When in a dedicated home work area (ideally a desk that is only used for work), it is important to be focused and productive. Don’t just be at the screen to prove your presence. It is vital to take breaks as one would in the office and get into the habit of ensuring screen time is structured and efficient. Ultimately, this will ensure alternative investment professionals remain motivated whilst at home.

Not Exercising –

EisnerAmper has previously heard from alternative investment clients that as a result of exercising regularly, their investment performance increased. With gyms and boutique fitness studios being closed during this pandemic in many hedge fund centers, alternative investment professionals are naturally seeing a reduction on the number of daily ‘steps’ normally taken.

By not consciously addressing the issue, it is only a matter of time before overall health may begin to suffer. To counter this, there are several things fund managers can do. Go for a walk, take the dog out, go for a run or a bike ride, spend the first half of lunchtime doing yoga or a virtual exercise class.

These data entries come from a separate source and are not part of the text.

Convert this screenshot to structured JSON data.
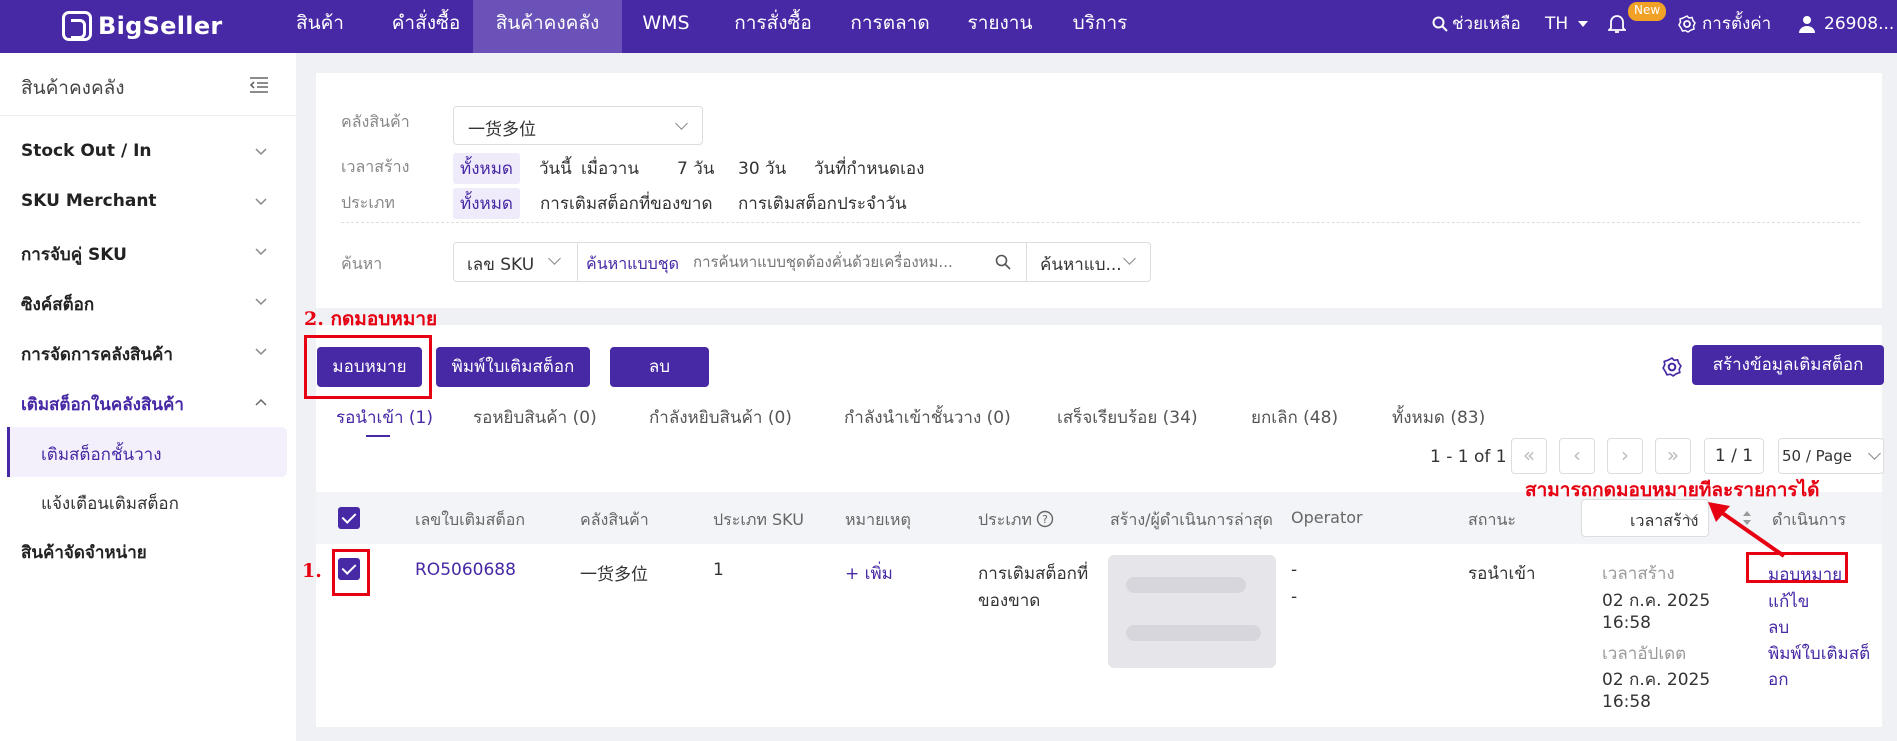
{
  "brand": {
    "name": "BigSeller"
  },
  "nav": [
    "สินค้า",
    "คำสั่งซื้อ",
    "สินค้าคงคลัง",
    "WMS",
    "การสั่งซื้อ",
    "การตลาด",
    "รายงาน",
    "บริการ"
  ],
  "topright": {
    "help": "ช่วยเหลือ",
    "lang": "TH",
    "badge": "New",
    "settings": "การตั้งค่า",
    "user": "26908..."
  },
  "sidebar": {
    "title": "สินค้าคงคลัง",
    "items": [
      "Stock Out / In",
      "SKU Merchant",
      "การจับคู่ SKU",
      "ซิงค์สต็อก",
      "การจัดการคลังสินค้า",
      "เติมสต็อกในคลังสินค้า"
    ],
    "subitems": [
      "เติมสต็อกชั้นวาง",
      "แจ้งเตือนเติมสต็อก"
    ],
    "last": "สินค้าจัดจำหน่าย"
  },
  "filters": {
    "warehouse_label": "คลังสินค้า",
    "warehouse_value": "一货多位",
    "created_label": "เวลาสร้าง",
    "created_options": [
      "ทั้งหมด",
      "วันนี้",
      "เมื่อวาน",
      "7 วัน",
      "30 วัน",
      "วันที่กำหนดเอง"
    ],
    "type_label": "ประเภท",
    "type_options": [
      "ทั้งหมด",
      "การเติมสต็อกที่ของขาด",
      "การเติมสต็อกประจำวัน"
    ],
    "search_label": "ค้นหา",
    "search_field": "เลข SKU",
    "search_mode": "ค้นหาแบบชุด",
    "search_placeholder": "การค้นหาแบบชุดต้องคั่นด้วยเครื่องหม...",
    "search_type": "ค้นหาแบ..."
  },
  "actions": {
    "assign": "มอบหมาย",
    "print": "พิมพ์ใบเติมสต็อก",
    "delete": "ลบ",
    "create": "สร้างข้อมูลเติมสต็อก"
  },
  "tabs": [
    "รอนำเข้า (1)",
    "รอหยิบสินค้า (0)",
    "กำลังหยิบสินค้า (0)",
    "กำลังนำเข้าชั้นวาง (0)",
    "เสร็จเรียบร้อย (34)",
    "ยกเลิก (48)",
    "ทั้งหมด (83)"
  ],
  "pagination": {
    "range": "1 - 1 of 1",
    "page": "1 / 1",
    "per_page": "50 / Page"
  },
  "columns": [
    "เลขใบเติมสต็อก",
    "คลังสินค้า",
    "ประเภท SKU",
    "หมายเหตุ",
    "ประเภท",
    "สร้าง/ผู้ดำเนินการล่าสุด",
    "Operator",
    "สถานะ",
    "เวลาสร้าง",
    "ดำเนินการ"
  ],
  "row": {
    "number": "RO5060688",
    "warehouse": "一货多位",
    "sku_type": "1",
    "note_add": "+ เพิ่ม",
    "type_line1": "การเติมสต็อกที่",
    "type_line2": "ของขาด",
    "operator1": "-",
    "operator2": "-",
    "status": "รอนำเข้า",
    "created_label": "เวลาสร้าง",
    "created_date": "02 ก.ค. 2025",
    "created_time": "16:58",
    "updated_label": "เวลาอัปเดต",
    "updated_date": "02 ก.ค. 2025",
    "updated_time": "16:58",
    "op_assign": "มอบหมาย",
    "op_edit": "แก้ไข",
    "op_delete": "ลบ",
    "op_print1": "พิมพ์ใบเติมสต็",
    "op_print2": "อก"
  },
  "annotations": {
    "step1": "1.",
    "step2": "2. กดมอบหมาย",
    "note": "สามารถกดมอบหมายทีละรายการได้"
  },
  "colors": {
    "brand": "#4728a5",
    "annotation": "#e60012"
  }
}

Not only will this keep daily activity levels up, but it will also allow managers  to focus and refresh the mind and work harder to generate more alpha.

Not Being Organized: Create a Shared Calendar

School closures across the globe have created another level of complexities for alternative investment professionals who now need to juggle their professional life, personal time and, at the same time, keep their children occupied.

Fund managers should consider creating a shared calendar with their partners to inform each other when the other is busy with work calls/webinars/virtual coffees (see next point) etc. (This will help also avoid an issue where both parents are busy at the same time and nobody is free to look after the children.)

Becoming too Isolated

Most fund managers are facing their first extended period of working from home. They are used to being around colleagues and communicating with their networks (both internally and externally). It is hard transitioning from an office environment to a more isolated home environment. Isolation can become stifling quickly and affect both production and health. There are two easy ways to fix this. 

First, it is important to maintain contact with the colleagues one interacts with on a daily basis (most fund managers have internal chat systems now; set up groups internally). 

Second, for many alternative investment professionals, networking is a large part of the job. Arrange ‘virtual coffee’ meet ups, reach out and check how they are doing (organize a video call – this will also ensure you are not on the couch in your pajamas.), check in with service providers and others in the industry. 

Indeed, this is now a time for funds to leverage their larger service providers for information and support. Basically for now, the best thing alternative investment industry professionals can do to keep themselves from being isolated is to move their relationships onto the virtual world.

About Eugene Tetlow

Eugene Tetlow is a Senior Manager providing business development services in the financial services industry. Eugene has over ten years of experience working with financial services organizations, where he serviced hedge fund and private equity firms.